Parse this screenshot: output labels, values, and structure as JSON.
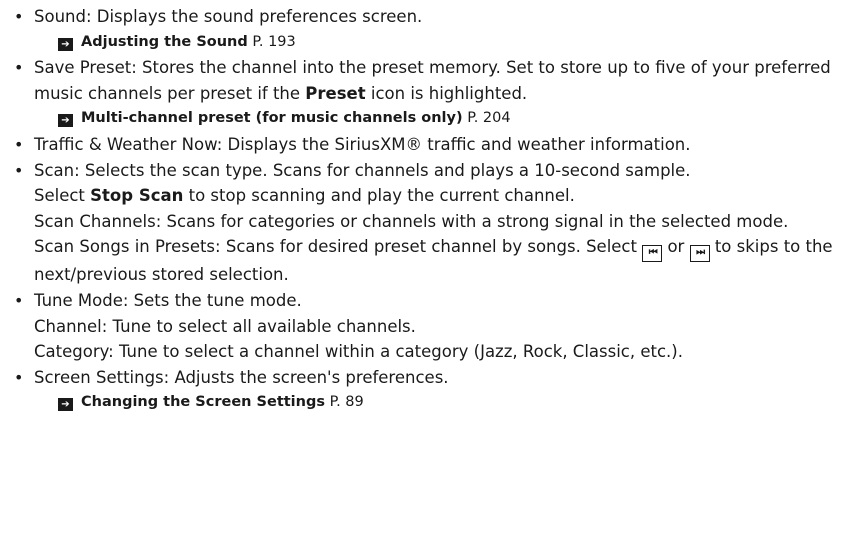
{
  "bullet_char": "•",
  "arrow_glyph": "➔",
  "sound": {
    "term": "Sound",
    "desc": ": Displays the sound preferences screen.",
    "ref_title": "Adjusting the Sound",
    "ref_page": " P. 193"
  },
  "save_preset": {
    "term": "Save Preset",
    "desc_1": ": Stores the channel into the preset memory. Set to store up to five of your preferred music channels per preset if the ",
    "preset_word": "Preset",
    "desc_2": " icon is highlighted.",
    "ref_title": "Multi-channel preset (for music channels only)",
    "ref_page": " P. 204"
  },
  "traffic": {
    "term": "Traffic & Weather Now",
    "desc": ": Displays the SiriusXM® traffic and weather information."
  },
  "scan": {
    "term": "Scan",
    "desc": ": Selects the scan type. Scans for channels and plays a 10-second sample.",
    "select_text": "Select ",
    "stop_scan": "Stop Scan",
    "stop_desc": " to stop scanning and play the current channel.",
    "scan_channels": "Scan Channels",
    "scan_channels_desc": ": Scans for categories or channels with a strong signal in the selected mode.",
    "scan_songs": "Scan Songs in Presets",
    "scan_songs_desc": ": Scans for desired preset channel by songs. Select ",
    "or_text": " or",
    "skip_desc": " to skips to the next/previous stored selection.",
    "prev_icon_glyph": "⏮",
    "next_icon_glyph": "⏭"
  },
  "tune_mode": {
    "term": "Tune Mode",
    "desc": ": Sets the tune mode.",
    "channel": "Channel",
    "channel_desc": ": Tune to select all available channels.",
    "category": "Category",
    "category_desc": ": Tune to select a channel within a category (Jazz, Rock, Classic, etc.)."
  },
  "screen_settings": {
    "term": "Screen Settings",
    "desc": ": Adjusts the screen's preferences.",
    "ref_title": "Changing the Screen Settings",
    "ref_page": " P. 89"
  }
}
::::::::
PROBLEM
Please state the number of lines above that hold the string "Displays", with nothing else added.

SOLVED EXERCISE
2